There are a plethora of opportunities for professionals who have chosen Arbitration and ADR as an additional career, these opportunities include working for an ADR provider organization in a support capacity, working for a corporate organization in the employee relations or human relations capacity, engaging in private practice as an Arbitrator or ADR specialist, working as an associate in law firms that specializes in ADR and arbitration, working as neutrals in court-connected ADR centers like the Lagos Multi door Courthouse, and working for labour unions among others.
It is necessary to state that there are certain technical and complicated transactions and disputes that require the appointment of professionals who are experienced in that field and as a result, professionals who have considered Arbitration as a second career are best suited for this role.
As an additional career, the arbitrators usually work full-time in their primary place of the assignment while they also pick-up arbitration roles and ad-hoc appointments elsewhere. Furthermore, technical and complex disputes are best settled when handled by professionals who have the expertise and a high level of direct experience in the subject matter. Since these arbitrators have direct experience in the subject matter of the dispute, the need for expert witnesses in the arbitration may no longer be necessary therefore cutting cost and saving time as there would be no need to bring the arbitrator(s) up to speed.
There are enormous opportunities for professionals in the Arbitration industry, professionals do not have to wait until their retirement before taking the decision of adopting Arbitration and ADR as an additional career, the steps must be taken now by acquiring the necessary knowledge and skills required to become a professional arbitrator or other ADR specialist. Such skills and training can be acquired from various respected institutes such as the Nigerian Institute of Chartered Arbitrators.
Written by ONI Oluwatoyin Bamidele (Jurist O’toyin), email@example.com
- Arbitration and Conciliation Act, Cap A18, LFN 2004
- Lucy Greenwood & C. Mark Baker, Getting a better balance on International Arbitration Tribunals, 28 (2012) Arbitration International, No. 4, 653-667 at 659

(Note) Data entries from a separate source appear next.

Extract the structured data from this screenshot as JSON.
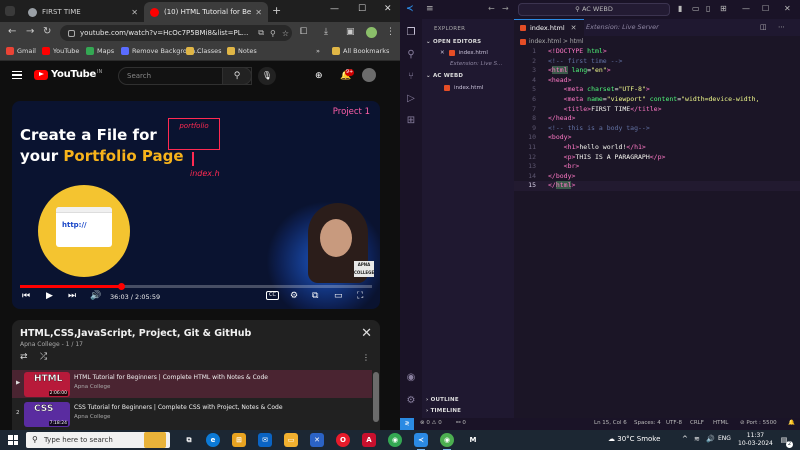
{
  "browser": {
    "tabs": [
      {
        "title": "FIRST TIME",
        "favicon_color": "#9aa0a6"
      },
      {
        "title": "(10) HTML Tutorial for Beginners",
        "favicon_color": "#ff0000"
      }
    ],
    "url": "youtube.com/watch?v=HcOc7P5BMi8&list=PL...",
    "bookmarks": [
      "Gmail",
      "YouTube",
      "Maps",
      "Remove Backgroun...",
      "Classes",
      "Notes"
    ],
    "all_bookmarks": "All Bookmarks"
  },
  "youtube": {
    "logo_text": "YouTube",
    "logo_region": "IN",
    "search_placeholder": "Search",
    "notification_count": "9+",
    "video": {
      "title_line1": "Create a File for",
      "title_line2_prefix": "your ",
      "title_line2_highlight": "Portfolio Page",
      "project_label": "Project 1",
      "sketch_label": "portfolio",
      "sketch_file": "index.h",
      "file_window_text": "http://",
      "brand_badge": "APNA COLLEGE",
      "time": "36:03 / 2:05:59",
      "progress_fraction": 0.286,
      "cc_label": "CC"
    },
    "playlist": {
      "title": "HTML,CSS,JavaScript, Project, Git & GitHub",
      "subtitle": "Apna College - 1 / 17",
      "items": [
        {
          "index": "▶",
          "thumb_word": "HTML",
          "duration": "2:06:00",
          "title": "HTML Tutorial for Beginners | Complete HTML with Notes & Code",
          "channel": "Apna College",
          "thumb_color": "#b81a3a",
          "active": true
        },
        {
          "index": "2",
          "thumb_word": "CSS",
          "duration": "7:18:24",
          "title": "CSS Tutorial for Beginners | Complete CSS with Project, Notes & Code",
          "channel": "Apna College",
          "thumb_color": "#5a2ca0",
          "active": false
        }
      ]
    }
  },
  "vscode": {
    "search_text": "AC WEBD",
    "explorer_header": "EXPLORER",
    "open_editors": "OPEN EDITORS",
    "open_files": [
      {
        "name": "index.html",
        "italic": false
      },
      {
        "name": "Extension: Live S...",
        "italic": true
      }
    ],
    "workspace": "AC WEBD",
    "workspace_files": [
      "index.html"
    ],
    "tab_active": "index.html",
    "tab_inactive": "Extension: Live Server",
    "breadcrumb_file": "index.html",
    "breadcrumb_sep": ">",
    "breadcrumb_node": "html",
    "current_line": 15,
    "outline": "OUTLINE",
    "timeline": "TIMELINE",
    "status": {
      "errors": "0",
      "warnings": "0",
      "ports": "0",
      "position": "Ln 15, Col 6",
      "spaces": "Spaces: 4",
      "encoding": "UTF-8",
      "eol": "CRLF",
      "language": "HTML",
      "port": "Port : 5500"
    }
  },
  "taskbar": {
    "search_placeholder": "Type here to search",
    "weather": "30°C Smoke",
    "language": "ENG",
    "time": "11:37",
    "date": "10-03-2024",
    "notifications": "2"
  }
}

- Deborah Masucci, ‘so you want to become a Mediator or Arbitrator: A guide to starting a New ADR practice and giving your existing practice a boost- for the New York state lawyers,’